- _What to produce_
Please write out all the data that follows exactly, without the pictures.

------ Data in this exercise

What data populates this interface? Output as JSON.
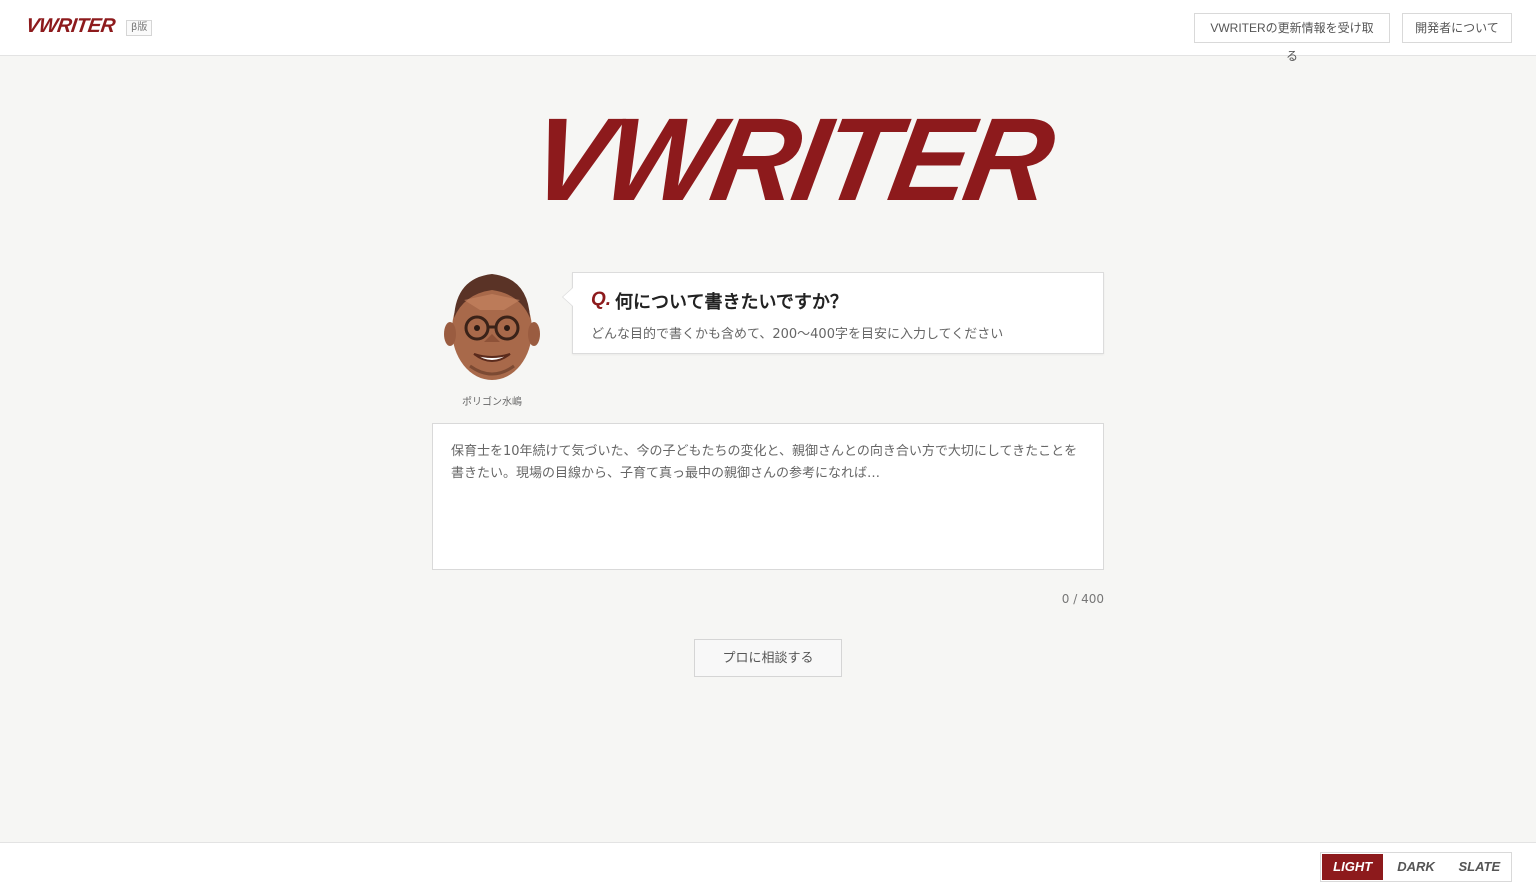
{
  "header": {
    "brand": "VWRITER",
    "beta_badge": "β版",
    "updates_label": "VWRITERの更新情報を受け取る",
    "about_label": "開発者について"
  },
  "hero": {
    "logo_text": "VWRITER"
  },
  "advisor": {
    "name": "ポリゴン水嶋",
    "question_mark": "Q.",
    "question": "何について書きたいですか？",
    "hint": "どんな目的で書くかも含めて、200〜400字を目安に入力してください"
  },
  "answer": {
    "value": "",
    "placeholder": "保育士を10年続けて気づいた、今の子どもたちの変化と、親御さんとの向き合い方で大切にしてきたことを書きたい。現場の目線から、子育て真っ最中の親御さんの参考になれば…",
    "counter": "0 / 400"
  },
  "actions": {
    "consult_label": "プロに相談する"
  },
  "footer": {
    "themes": [
      "LIGHT",
      "DARK",
      "SLATE"
    ],
    "active_theme": "LIGHT"
  },
  "colors": {
    "brand_red": "#8d1a1c",
    "background": "#f6f6f4"
  }
}
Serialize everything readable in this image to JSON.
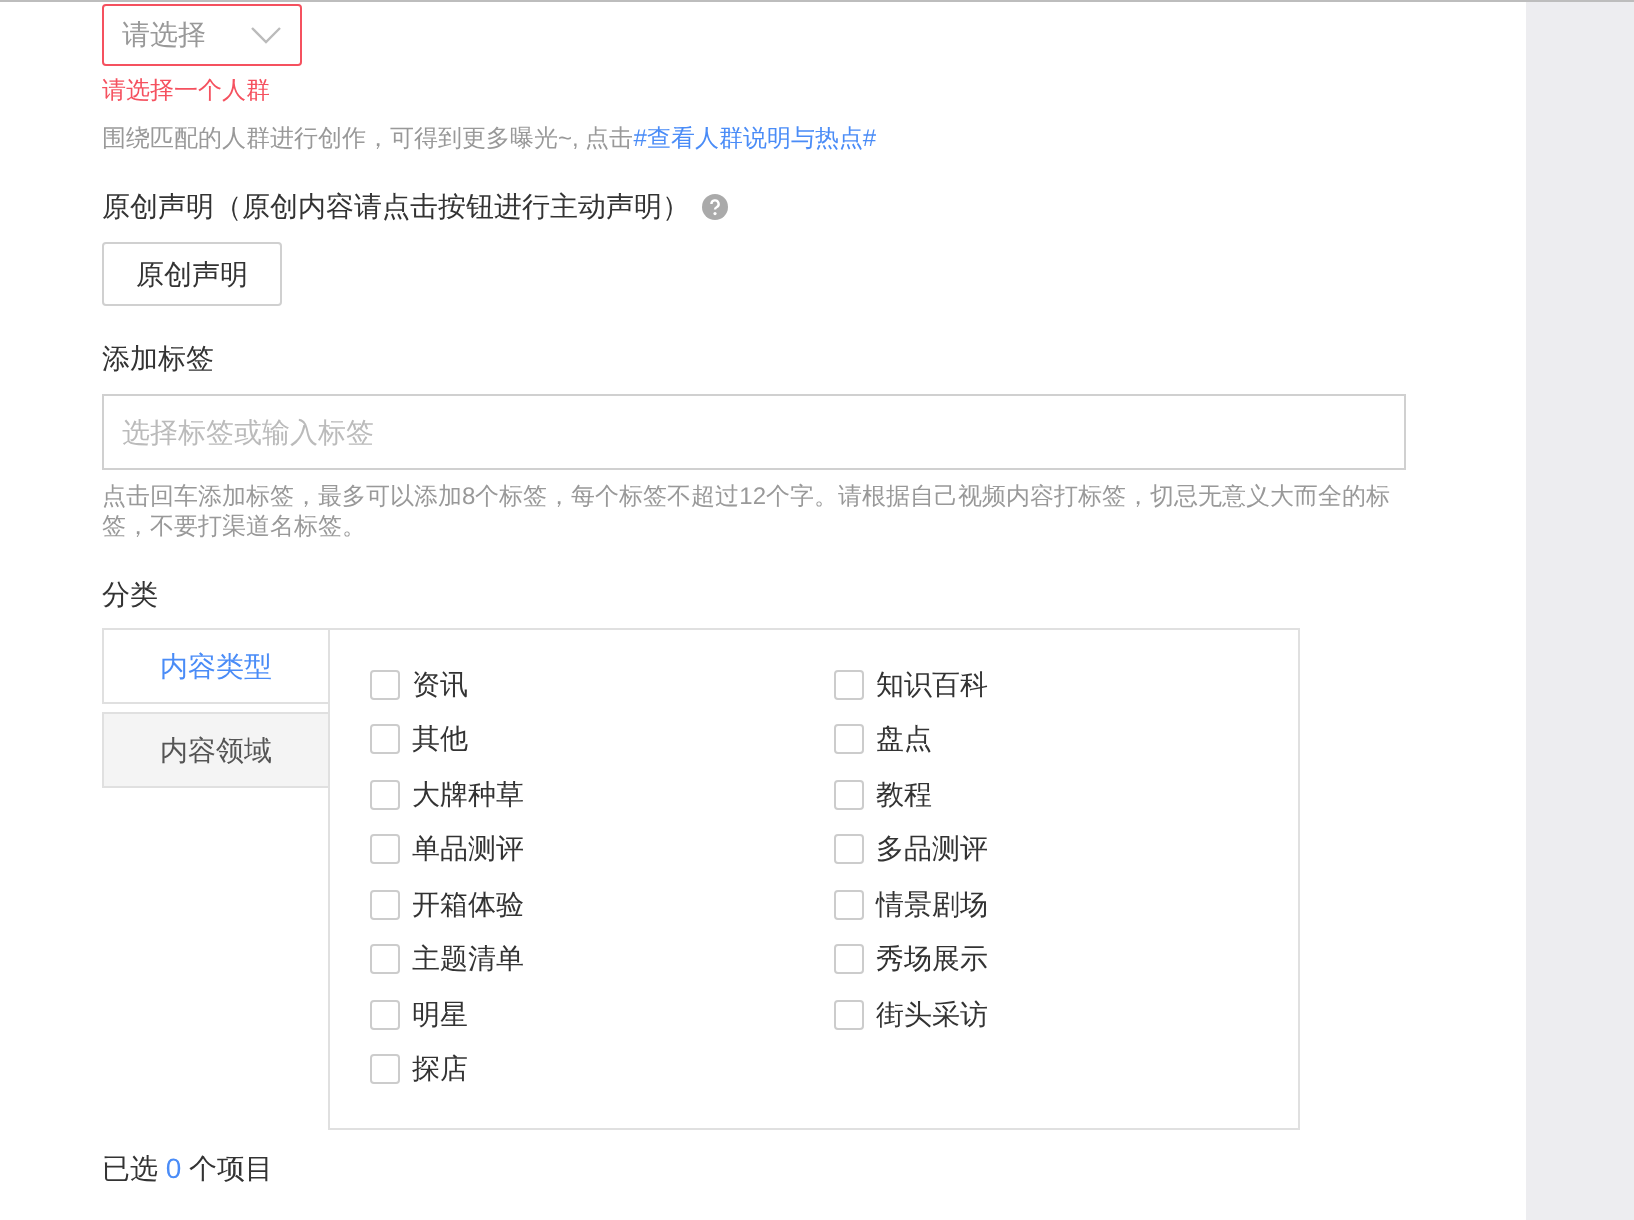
{
  "crowd_select": {
    "placeholder": "请选择",
    "error": true,
    "error_text": "请选择一个人群",
    "hint": "围绕匹配的人群进行创作，可得到更多曝光~, 点击",
    "hint_link": "#查看人群说明与热点#"
  },
  "original": {
    "label": "原创声明（原创内容请点击按钮进行主动声明）",
    "button": "原创声明"
  },
  "tags": {
    "label": "添加标签",
    "placeholder": "选择标签或输入标签",
    "hint": "点击回车添加标签，最多可以添加8个标签，每个标签不超过12个字。请根据自己视频内容打标签，切忌无意义大而全的标签，不要打渠道名标签。"
  },
  "category": {
    "label": "分类",
    "tabs": [
      {
        "label": "内容类型",
        "selected": true
      },
      {
        "label": "内容领域",
        "selected": false
      }
    ],
    "options": [
      {
        "label": "资讯",
        "checked": false
      },
      {
        "label": "知识百科",
        "checked": false
      },
      {
        "label": "其他",
        "checked": false
      },
      {
        "label": "盘点",
        "checked": false
      },
      {
        "label": "大牌种草",
        "checked": false
      },
      {
        "label": "教程",
        "checked": false
      },
      {
        "label": "单品测评",
        "checked": false
      },
      {
        "label": "多品测评",
        "checked": false
      },
      {
        "label": "开箱体验",
        "checked": false
      },
      {
        "label": "情景剧场",
        "checked": false
      },
      {
        "label": "主题清单",
        "checked": false
      },
      {
        "label": "秀场展示",
        "checked": false
      },
      {
        "label": "明星",
        "checked": false
      },
      {
        "label": "街头采访",
        "checked": false
      },
      {
        "label": "探店",
        "checked": false
      }
    ]
  },
  "selection": {
    "prefix": "已选",
    "count": "0",
    "suffix": "个项目"
  }
}
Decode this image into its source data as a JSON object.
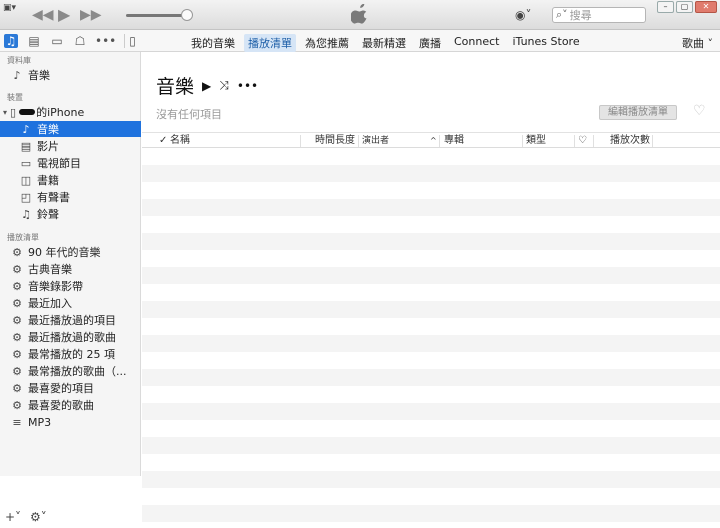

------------

- _Task result_
What data populates this interface? Output as JSON.
{
  "header": {
    "brand": "VWRITER",
    "beta_badge": "β版",
    "updates_label": "VWRITERの更新情報を受け取る",
    "about_label": "開発者について"
  },
  "hero": {
    "logo_text": "VWRITER"
  },
  "advisor": {
    "name": "ポリゴン水嶋",
    "question_mark": "Q.",
    "question": "何について書きたいですか？",
    "hint": "どんな目的で書くかも含めて、200〜400字を目安に入力してください"
  },
  "answer": {
    "value": "",
    "placeholder": "保育士を10年続けて気づいた、今の子どもたちの変化と、親御さんとの向き合い方で大切にしてきたことを書きたい。現場の目線から、子育て真っ最中の親御さんの参考になれば…",
    "counter": "0 / 400"
  },
  "actions": {
    "consult_label": "プロに相談する"
  },
  "footer": {
    "themes": [
      "LIGHT",
      "DARK",
      "SLATE"
    ],
    "active_theme": "LIGHT"
  },
  "colors": {
    "brand_red": "#8d1a1c",
    "background": "#f6f6f4"
  }
}
Serialize everything readable in this image to JSON.
{
  "crowd_select": {
    "placeholder": "请选择",
    "error": true,
    "error_text": "请选择一个人群",
    "hint": "围绕匹配的人群进行创作，可得到更多曝光~, 点击",
    "hint_link": "#查看人群说明与热点#"
  },
  "original": {
    "label": "原创声明（原创内容请点击按钮进行主动声明）",
    "button": "原创声明"
  },
  "tags": {
    "label": "添加标签",
    "placeholder": "选择标签或输入标签",
    "hint": "点击回车添加标签，最多可以添加8个标签，每个标签不超过12个字。请根据自己视频内容打标签，切忌无意义大而全的标签，不要打渠道名标签。"
  },
  "category": {
    "label": "分类",
    "tabs": [
      {
        "label": "内容类型",
        "selected": true
      },
      {
        "label": "内容领域",
        "selected": false
      }
    ],
    "options": [
      {
        "label": "资讯",
        "checked": false
      },
      {
        "label": "知识百科",
        "checked": false
      },
      {
        "label": "其他",
        "checked": false
      },
      {
        "label": "盘点",
        "checked": false
      },
      {
        "label": "大牌种草",
        "checked": false
      },
      {
        "label": "教程",
        "checked": false
      },
      {
        "label": "单品测评",
        "checked": false
      },
      {
        "label": "多品测评",
        "checked": false
      },
      {
        "label": "开箱体验",
        "checked": false
      },
      {
        "label": "情景剧场",
        "checked": false
      },
      {
        "label": "主题清单",
        "checked": false
      },
      {
        "label": "秀场展示",
        "checked": false
      },
      {
        "label": "明星",
        "checked": false
      },
      {
        "label": "街头采访",
        "checked": false
      },
      {
        "label": "探店",
        "checked": false
      }
    ]
  },
  "selection": {
    "prefix": "已选",
    "count": "0",
    "suffix": "个项目"
  }
}
Decode this image into its source data as a JSON object.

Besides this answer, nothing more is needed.